Bradhurst said efforts to reach an agreement among local governments focused on language “with the intent [that] it was equal to WC-3, no more, no less. … The focus was on making sure that it implements WC-3 and not go further.” On the other hand, he was untroubled by the notion of having WC-3’s intent reinforced in more than one place, calling it akin to “wearing suspenders and a belt.”
In response to Assembly Local Government Committee chair Marilyn Kirkpatrick, Bradhurst said one purpose of WC-3 is to make it clear that water found in Washoe and water imported are treated differently in inventorying available water. “If a local entity or individual is successful in getting water from a rural locale, that isn’t Washoe water, so that when planners sit down, they are using realistic water figures.”
Washoe High School senior Brittany Berger testified, “Water is like money to me. … You can’t spend more than you have. This could be a balance between development and water planning.”
Greg Peek of ERGS Properties led off the opposition to the measure with objections to a state law. “Government is best when it governs close to the people,” he said. “It [WC-3] was passed just in November, and we really haven’t had a chance locally to work through it.” He said Leslie’s bill goes beyond WC-3 because the voters supported a measure which mentions adding language only to “the regional plan, not the revised statutes.” (State law is compiled in Nevada Revised Statutes.)
“This is unneeded legislation; it is already in the statutes. … We’re going beyond what WC-3 calls for. … We’re already doing it.”
Peek read a section of the state law on the regional planning process used in Washoe County to demonstrate that local governments already must follow the procedure mandated in WC-3.
“The concerns have been, our growth outstrips our water supply,” Peek said, adding that “actual growth cannot outstrip water supply” because of existing law. “Every developer must bring water.”
Opponent Randy Walter represented a civil engineering firm, Places Consulting, that specializes in large scale development. He attacked the language used in local planning. “I know a little bit about planner jargon,” he said, citing terms like sustainable water resources—“What does that mean?”—and development pattern—“What does that mean? Who defines it?”

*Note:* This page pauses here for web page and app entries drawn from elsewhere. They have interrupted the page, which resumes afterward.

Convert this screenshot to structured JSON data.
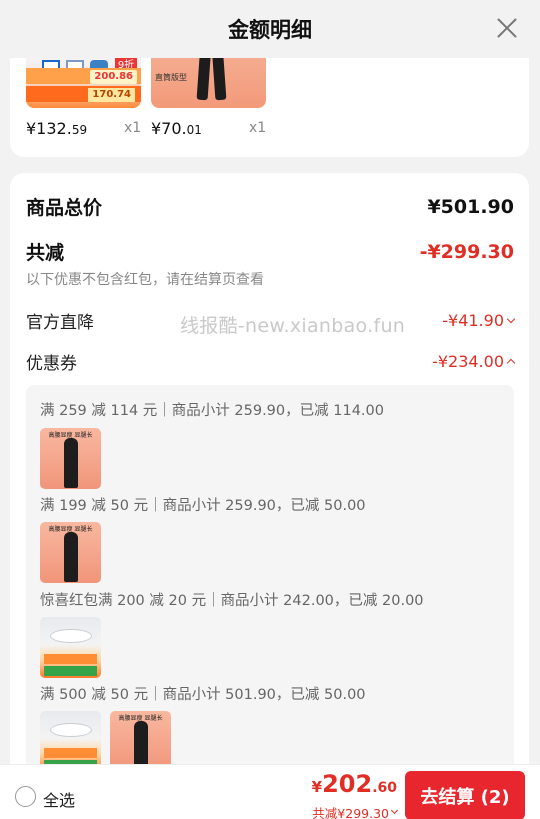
{
  "header": {
    "title": "金额明细",
    "close_icon": "close-icon"
  },
  "products": [
    {
      "price_main": "¥132.",
      "price_decimal": "59",
      "qty": "x1",
      "thumb_chip": "200.86",
      "thumb_chip2": "170.74",
      "thumb_tag": "9折"
    },
    {
      "price_main": "¥70.",
      "price_decimal": "01",
      "qty": "x1",
      "thumb_caption": "直筒版型"
    }
  ],
  "summary": {
    "goods_total_label": "商品总价",
    "goods_total_value": "¥501.90",
    "discount_label": "共减",
    "discount_value": "-¥299.30",
    "discount_note": "以下优惠不包含红包，请在结算页查看",
    "official_label": "官方直降",
    "official_value": "-¥41.90",
    "coupon_label": "优惠券",
    "coupon_value": "-¥234.00"
  },
  "watermark": "线报酷-new.xianbao.fun",
  "coupon_details": [
    "满 259 减 114 元｜商品小计 259.90，已减 114.00",
    "满 199 减 50 元｜商品小计 259.90，已减 50.00",
    "惊喜红包满 200 减 20 元｜商品小计 242.00，已减 20.00",
    "满 500 减 50 元｜商品小计 501.90，已减 50.00"
  ],
  "thumb_header": "高腰显瘦 显腿长",
  "bottom": {
    "select_all": "全选",
    "price_currency": "¥",
    "price_int": "202",
    "price_dec": ".60",
    "saved": "共减¥299.30",
    "checkout": "去结算 (2)"
  },
  "colors": {
    "accent": "#e02e24",
    "button": "#e8262d"
  }
}
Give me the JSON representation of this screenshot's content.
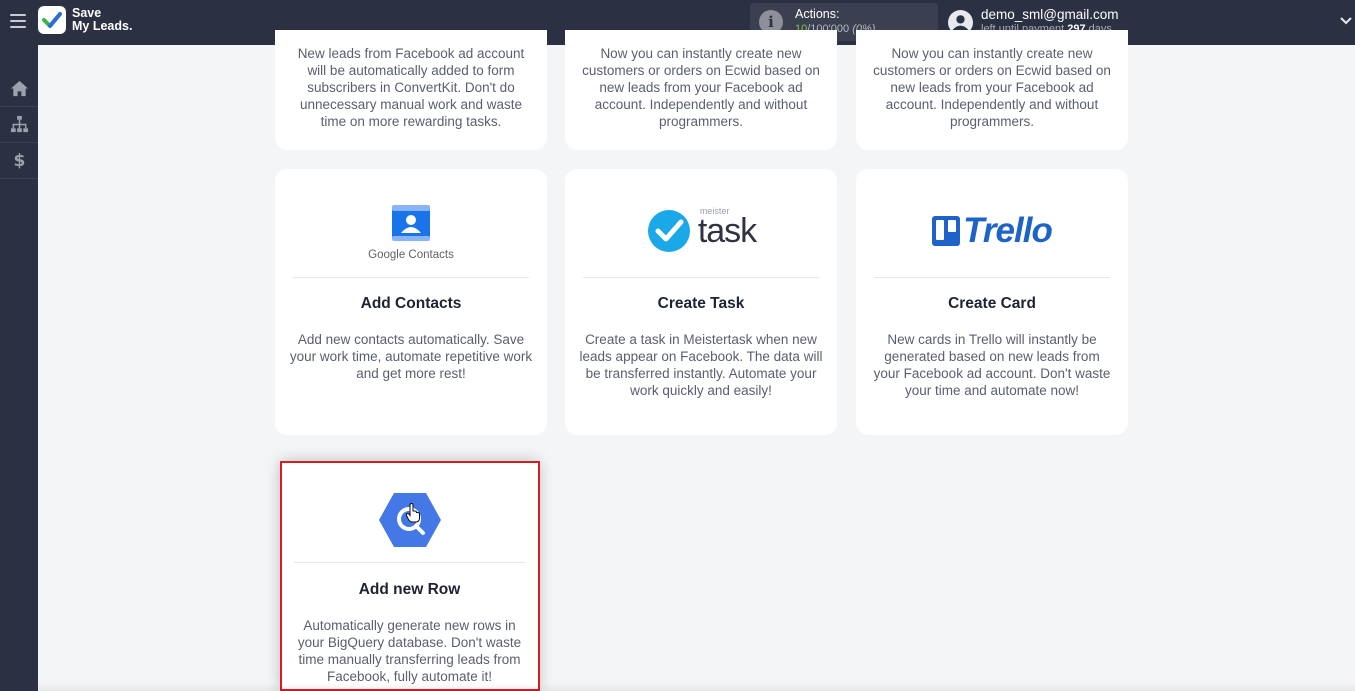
{
  "app": {
    "logo_line1": "Save",
    "logo_line2": "My Leads.",
    "brand_color": "#2b3043",
    "accent_green": "#7ec94b"
  },
  "header": {
    "actions_label": "Actions:",
    "actions_used": "10",
    "actions_total": "/100'000",
    "actions_percent": "(0%)",
    "user_email": "demo_sml@gmail.com",
    "payment_prefix": "left until payment",
    "payment_days": "297",
    "payment_suffix": "days"
  },
  "sidebar": {
    "items": [
      {
        "icon": "home-icon"
      },
      {
        "icon": "sitemap-icon"
      },
      {
        "icon": "dollar-icon"
      }
    ]
  },
  "cards_top": [
    {
      "desc": "New leads from Facebook ad account will be automatically added to form subscribers in ConvertKit. Don't do unnecessary manual work and waste time on more rewarding tasks."
    },
    {
      "desc": "Now you can instantly create new customers or orders on Ecwid based on new leads from your Facebook ad account. Independently and without programmers."
    },
    {
      "desc": "Now you can instantly create new customers or orders on Ecwid based on new leads from your Facebook ad account. Independently and without programmers."
    }
  ],
  "cards": [
    {
      "logo_label": "Google Contacts",
      "title": "Add Contacts",
      "desc": "Add new contacts automatically. Save your work time, automate repetitive work and get more rest!"
    },
    {
      "logo_small": "meister",
      "logo_word": "task",
      "title": "Create Task",
      "desc": "Create a task in Meistertask when new leads appear on Facebook. The data will be transferred instantly. Automate your work quickly and easily!"
    },
    {
      "logo_word": "Trello",
      "title": "Create Card",
      "desc": "New cards in Trello will instantly be generated based on new leads from your Facebook ad account. Don't waste your time and automate now!"
    },
    {
      "title": "Add new Row",
      "desc": "Automatically generate new rows in your BigQuery database. Don't waste time manually transferring leads from Facebook, fully automate it!",
      "highlight_color": "#d51c22"
    }
  ]
}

He said the “undefined terms” are “loosely understood,” which makes it possible for county planners to do whatever they want.

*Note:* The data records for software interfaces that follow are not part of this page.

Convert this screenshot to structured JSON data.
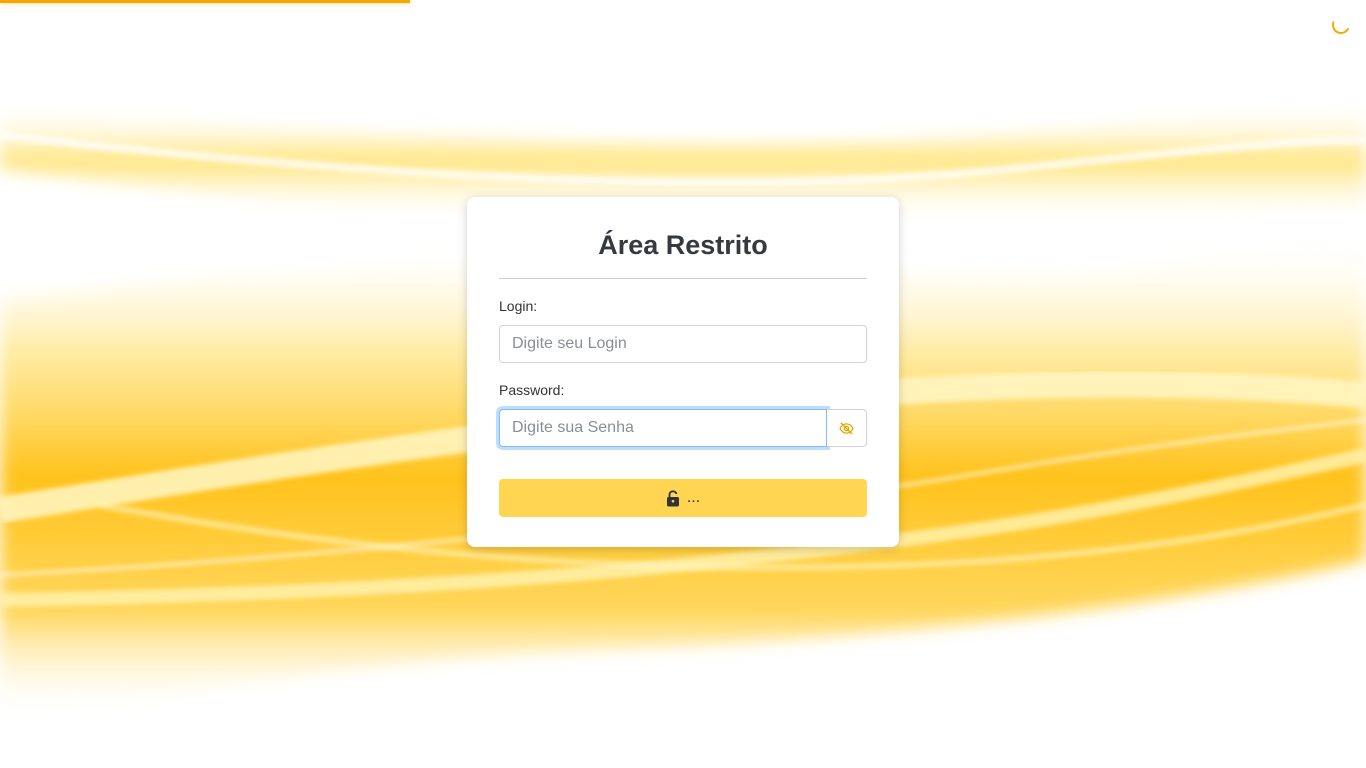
{
  "page": {
    "progress_percent": 30
  },
  "login_card": {
    "title": "Área Restrito",
    "login_label": "Login:",
    "login_placeholder": "Digite seu Login",
    "login_value": "",
    "password_label": "Password:",
    "password_placeholder": "Digite sua Senha",
    "password_value": "",
    "submit_label": "...",
    "icons": {
      "eye_toggle": "eye-slash-icon",
      "submit": "lock-open-icon"
    }
  },
  "colors": {
    "accent": "#f7a800",
    "button_bg": "#ffd551",
    "focus_border": "#80bdff"
  }
}
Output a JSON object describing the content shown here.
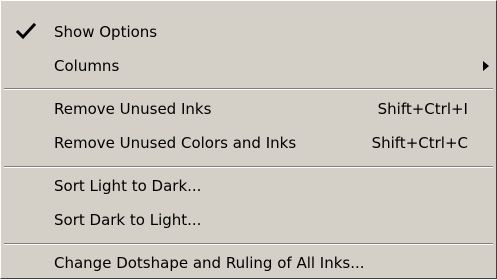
{
  "menu": {
    "items": [
      {
        "label": "Show Options",
        "checked": true,
        "icon": "checkmark-icon"
      },
      {
        "label": "Columns",
        "submenu": true,
        "icon": "submenu-arrow-icon"
      },
      {
        "label": "Remove Unused Inks",
        "shortcut": "Shift+Ctrl+I"
      },
      {
        "label": "Remove Unused Colors and Inks",
        "shortcut": "Shift+Ctrl+C"
      },
      {
        "label": "Sort Light to Dark..."
      },
      {
        "label": "Sort Dark to Light..."
      },
      {
        "label": "Change Dotshape and Ruling of All Inks..."
      }
    ]
  },
  "colors": {
    "menu_background": "#d4d0c8",
    "separator_shadow": "#808080",
    "separator_highlight": "#ffffff",
    "text": "#000000"
  }
}
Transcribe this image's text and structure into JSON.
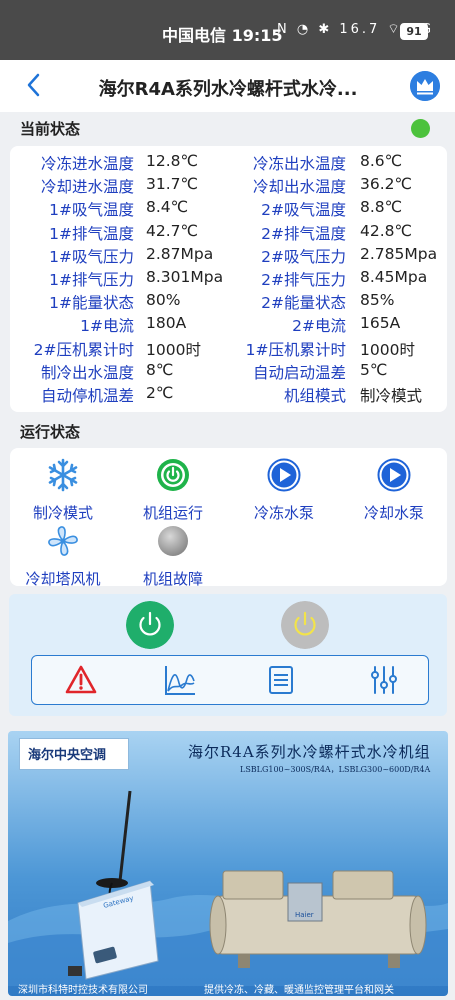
{
  "status_bar": {
    "text": "中国电信 19:15",
    "icons": "N ◔ ✱ 16.7 ⌔ 5G",
    "battery": "91"
  },
  "app_bar": {
    "title": "海尔R4A系列水冷螺杆式水冷..."
  },
  "current_status": {
    "title": "当前状态",
    "indicator_color": "#4cc23c",
    "params": [
      {
        "label": "冷冻进水温度",
        "value": "12.8℃"
      },
      {
        "label": "冷冻出水温度",
        "value": "8.6℃"
      },
      {
        "label": "冷却进水温度",
        "value": "31.7℃"
      },
      {
        "label": "冷却出水温度",
        "value": "36.2℃"
      },
      {
        "label": "1#吸气温度",
        "value": "8.4℃"
      },
      {
        "label": "2#吸气温度",
        "value": "8.8℃"
      },
      {
        "label": "1#排气温度",
        "value": "42.7℃"
      },
      {
        "label": "2#排气温度",
        "value": "42.8℃"
      },
      {
        "label": "1#吸气压力",
        "value": "2.87Mpa"
      },
      {
        "label": "2#吸气压力",
        "value": "2.785Mpa"
      },
      {
        "label": "1#排气压力",
        "value": "8.301Mpa"
      },
      {
        "label": "2#排气压力",
        "value": "8.45Mpa"
      },
      {
        "label": "1#能量状态",
        "value": "80%"
      },
      {
        "label": "2#能量状态",
        "value": "85%"
      },
      {
        "label": "1#电流",
        "value": "180A"
      },
      {
        "label": "2#电流",
        "value": "165A"
      },
      {
        "label": "2#压机累计时",
        "value": "1000时"
      },
      {
        "label": "1#压机累计时",
        "value": "1000时"
      },
      {
        "label": "制冷出水温度",
        "value": "8℃"
      },
      {
        "label": "自动启动温差",
        "value": "5℃"
      },
      {
        "label": "自动停机温差",
        "value": "2℃"
      },
      {
        "label": "机组模式",
        "value": "制冷模式"
      }
    ]
  },
  "run_status": {
    "title": "运行状态",
    "items": [
      {
        "label": "制冷模式",
        "icon": "snowflake-icon"
      },
      {
        "label": "机组运行",
        "icon": "power-on-icon"
      },
      {
        "label": "冷冻水泵",
        "icon": "pump-play-icon"
      },
      {
        "label": "冷却水泵",
        "icon": "pump-play-icon"
      },
      {
        "label": "冷却塔风机",
        "icon": "fan-icon"
      },
      {
        "label": "机组故障",
        "icon": "fault-indicator-icon"
      }
    ]
  },
  "controls": {
    "power_on_color": "#1fae6b",
    "power_off_color": "#bdbdbd",
    "tools": [
      "alarm-icon",
      "trend-chart-icon",
      "list-icon",
      "settings-sliders-icon"
    ]
  },
  "banner": {
    "brand": "海尔中央空调",
    "title": "海尔R4A系列水冷螺杆式水冷机组",
    "subtitle": "LSBLG100~300S/R4A，LSBLG300~600D/R4A",
    "gateway_label": "Gateway",
    "machine_brand": "Haier",
    "footer_left": "深圳市科特时控技术有限公司",
    "footer_right": "提供冷冻、冷藏、暖通监控管理平台和网关"
  }
}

Walker said if WC-3 required the master plan to “require proof of the availability of water,” it would be a “deal killer,” stopping developments from ever coming to pass.

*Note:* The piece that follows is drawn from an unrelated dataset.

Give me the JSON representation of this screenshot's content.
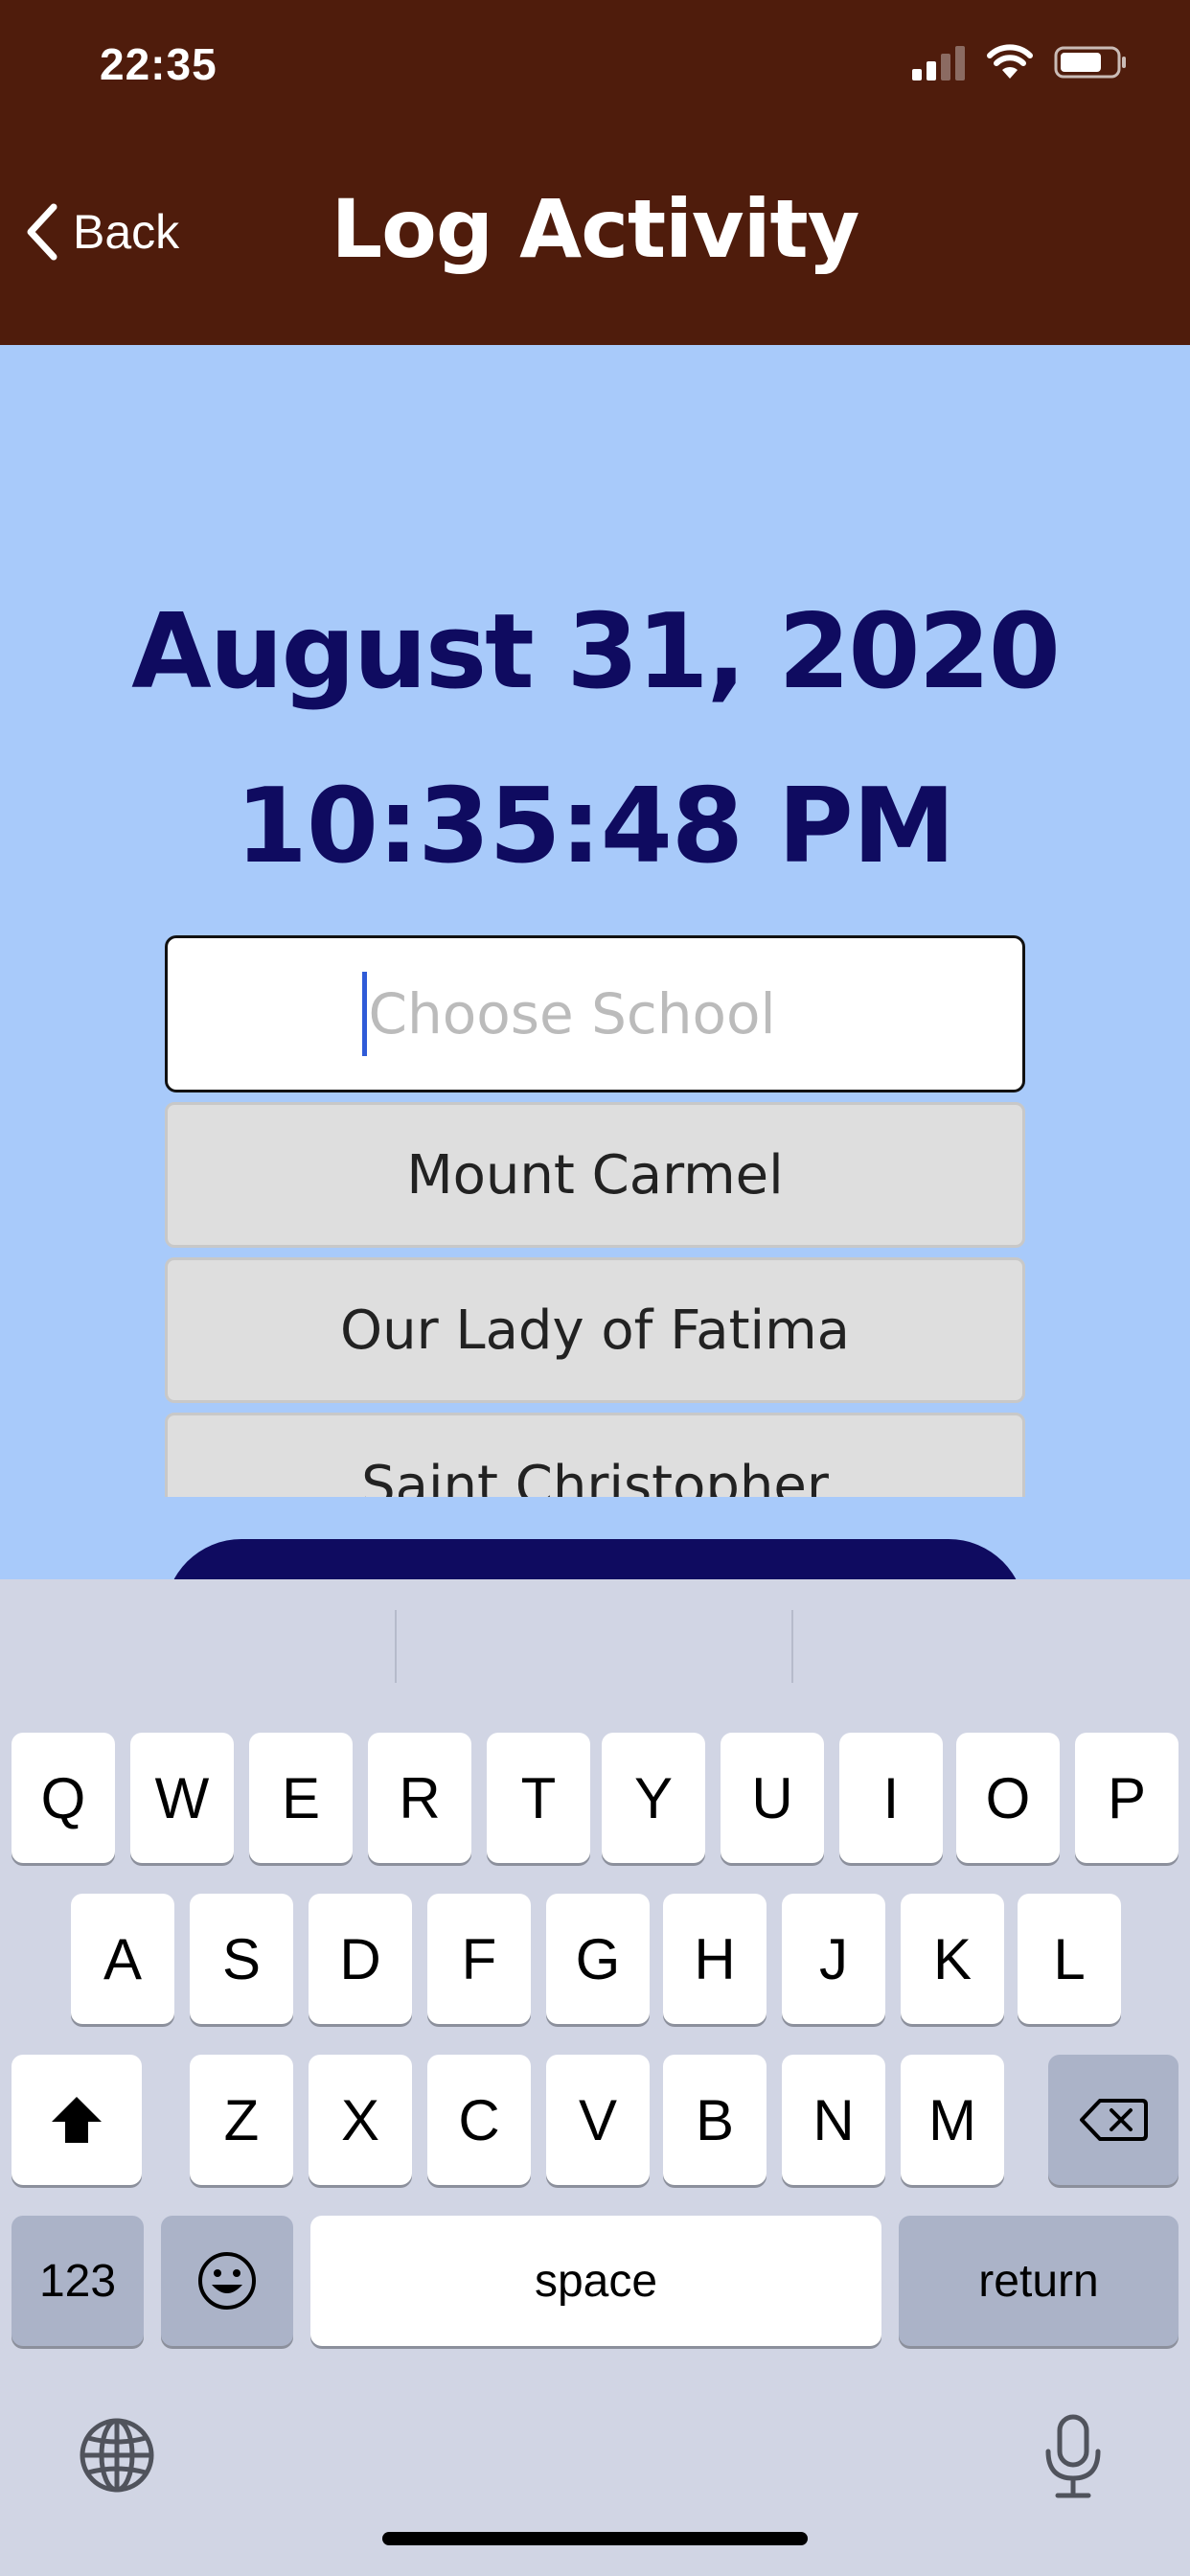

Kirkpatrick, a former Clark County planning commission member, interjected a question: “Why is it a deal killer? … Don’t you kind of want to know if you’ve got those water rights?”
Peek responded that it matters at what point developers must provide the water. “I just obtained a special use permit for 420 apartments I would not have been able to do that if I had to bring water for 420 units … up front.”
Peek also complained that there was a dialogue going in Washoe County among local officials and developers after the enactment of WC-3, but Leslie’s bill stopped it in its tracks: “When A.B. 119 was introduced, all that discussion went away.”
Builders Association of Northern Nevada lobbyist Jay Parmer raised another issue—“The local governments affected by this legislation have submitted fiscal notes in the amount of 1.6 million.” He claimed that would make the legislation an unfunded mandate.
Tray Abney of the Reno Chamber of Commerce said, “Now, more than ever, it’s important that we encourage business growth in our community. … Let’s make sure that we can still create jobs.”